Free ticketed event
Interactive workshop on crafting a competitive NSF STEM education proposal.
Dr. Abiodun (Abby) Ilumoka currently serves as program director for engineering education in the Division of Undergraduate Education (DUE) at NSF. She is lead program director for the DUE engineering team and co-lead for the Improving Undergraduate STEM Education (IUSE) program.
Prior to joining NSF, Dr. Ilumoka received the Bachelor of Science degree in Physics and Chemistry from the University of Aston in Birmingham, England in 1976, the Master’s degree in Electronics from the University of Southampton, England in 1978 and the Ph.D. in electrical engineering from Imperial College London, England in 1982. Following this, she continued with postdoctoral work at Imperial College and later lectured at Brunel University, Uxbridge, UK. After a brief stint in academia and the telecommunications industry in Nigeria – her country of birth – in 1992, she joined the faculty at the College of Engineering, University of Hartford in Connecticut.

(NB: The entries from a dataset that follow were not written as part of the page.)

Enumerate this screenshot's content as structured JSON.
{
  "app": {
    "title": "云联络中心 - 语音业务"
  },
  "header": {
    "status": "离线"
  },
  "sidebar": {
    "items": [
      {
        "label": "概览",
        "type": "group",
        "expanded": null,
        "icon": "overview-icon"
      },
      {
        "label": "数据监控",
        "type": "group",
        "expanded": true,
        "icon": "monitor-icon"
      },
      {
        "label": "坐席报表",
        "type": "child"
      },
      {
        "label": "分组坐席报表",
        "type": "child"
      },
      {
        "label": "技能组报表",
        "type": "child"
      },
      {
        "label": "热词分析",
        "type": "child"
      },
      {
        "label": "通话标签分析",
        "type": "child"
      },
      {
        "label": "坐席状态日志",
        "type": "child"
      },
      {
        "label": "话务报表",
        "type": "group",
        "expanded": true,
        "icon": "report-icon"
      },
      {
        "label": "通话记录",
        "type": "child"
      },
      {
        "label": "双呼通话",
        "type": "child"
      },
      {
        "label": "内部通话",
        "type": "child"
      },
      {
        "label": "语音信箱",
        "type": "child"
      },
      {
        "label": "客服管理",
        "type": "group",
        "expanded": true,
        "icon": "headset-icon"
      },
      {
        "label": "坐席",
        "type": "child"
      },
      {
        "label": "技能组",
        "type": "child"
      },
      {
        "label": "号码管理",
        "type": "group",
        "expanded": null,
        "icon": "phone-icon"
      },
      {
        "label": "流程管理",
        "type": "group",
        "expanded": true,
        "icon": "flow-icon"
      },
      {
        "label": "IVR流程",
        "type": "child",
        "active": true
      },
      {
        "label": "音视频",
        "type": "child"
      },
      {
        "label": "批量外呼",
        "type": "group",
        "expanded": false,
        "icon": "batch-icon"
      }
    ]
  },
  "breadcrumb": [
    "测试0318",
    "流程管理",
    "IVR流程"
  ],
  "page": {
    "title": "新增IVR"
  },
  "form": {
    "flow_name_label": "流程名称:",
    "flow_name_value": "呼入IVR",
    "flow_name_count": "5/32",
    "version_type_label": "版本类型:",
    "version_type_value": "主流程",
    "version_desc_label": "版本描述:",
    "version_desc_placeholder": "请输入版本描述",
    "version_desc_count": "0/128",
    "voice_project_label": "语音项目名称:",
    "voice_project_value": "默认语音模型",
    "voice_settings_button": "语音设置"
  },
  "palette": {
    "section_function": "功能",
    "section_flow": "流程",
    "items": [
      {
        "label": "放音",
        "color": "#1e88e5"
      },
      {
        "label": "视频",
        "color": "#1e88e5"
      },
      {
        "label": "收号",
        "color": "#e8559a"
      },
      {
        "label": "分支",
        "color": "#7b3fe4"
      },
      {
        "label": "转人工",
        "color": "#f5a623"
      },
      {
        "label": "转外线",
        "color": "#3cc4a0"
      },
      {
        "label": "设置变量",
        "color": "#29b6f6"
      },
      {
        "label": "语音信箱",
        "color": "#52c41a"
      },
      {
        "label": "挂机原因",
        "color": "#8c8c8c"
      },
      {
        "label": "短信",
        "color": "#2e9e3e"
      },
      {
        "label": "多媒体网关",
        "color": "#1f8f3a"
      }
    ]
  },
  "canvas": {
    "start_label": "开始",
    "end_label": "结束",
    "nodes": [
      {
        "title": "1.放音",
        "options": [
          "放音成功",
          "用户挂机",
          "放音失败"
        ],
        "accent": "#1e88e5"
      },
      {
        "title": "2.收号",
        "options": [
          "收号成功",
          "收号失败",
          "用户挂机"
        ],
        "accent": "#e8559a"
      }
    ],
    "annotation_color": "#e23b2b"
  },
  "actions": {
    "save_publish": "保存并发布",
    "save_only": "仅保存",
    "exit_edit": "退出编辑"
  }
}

Her research interests included microelectronic circuit optimization, AI-based tunable microwave filter synthesis and complex adaptive systems design. She authored many journal publications and conference articles and received research and teaching grants from government and corporate sources rising to the rank of full professor in 2003. In 2007, Dr. Ilumoka received the Connecticut Women of Innovation Award for outstanding leadership & technology innovation. She was honored in 2008 by the Connecticut Women’s Hall of Fame as “one of the best of A New Century of Women in Science’’ for her leadership efforts to mentor young women and minorities in Connecticut. As one of the state’s most distinguished engineers, she was inducted in May 2011 into the Connecticut Academy of Science and Engineering (CASE) the prestigious non-profit that provides science and technology advice to state government and the Connecticut General Assembly.
Understanding and modeling complex systems such as the US K-16 STEM education system requires bold interdisciplinary research. At NSF, Dr. Ilumoka’s research focus is to use her experience and background in engineering research and engineering education to help generate accurate and efficient predictive models for aspects of the K-16 STEM education enterprise.
R. Steven (Steve) Turley is a temporary program director for physics education in the Division of Undergraduate Education (DUE) at the National Science Foundation. Dr. Turley is involved in the Improving Undergraduate STEM Education (IUSE), the Robert Noyce Scholarship, the IUSE: Hispanic Serving Institutions (IUSE:HSI), and Scholarship in Science, Technology, Engineering, and Mathematics (S-STEM) programs.
Dr. Turley received a B.S. in physics from Brigham Young University in 1978. He did his graduate work at M.I.T. in Physics where he received a Ph.D. in physics where he was supported by a Howard Hughes Fellowship. During and following his education, Dr. Turley worked at Hughes Aircraft Company in their Missile Systems Division and later at Hughes Research Labs.
Dr. Turley's permanent institution is Brigham Young University (BYU) where he is a Professor of Physics. At BYU he has also been an Associate Dean and Department Chair. Before coming to NSF, Prof. Turley was on the Leadership Team of the national Physics New Faculty Workshop and the Treasurer of the American Association of Physics Teachers.
Dr. Turley's current research interests are in STEM faculty development, extreme ultraviolet optics, and computational electromagnetics. Previous research projects have been in the areas of nonlinear optics, atomic physics, laser cooling, plasma diagnostics, nuclear physics, and planetary physics. He is a Fellow of the American Association of Physics Teachers.
Dr. Paige E Smith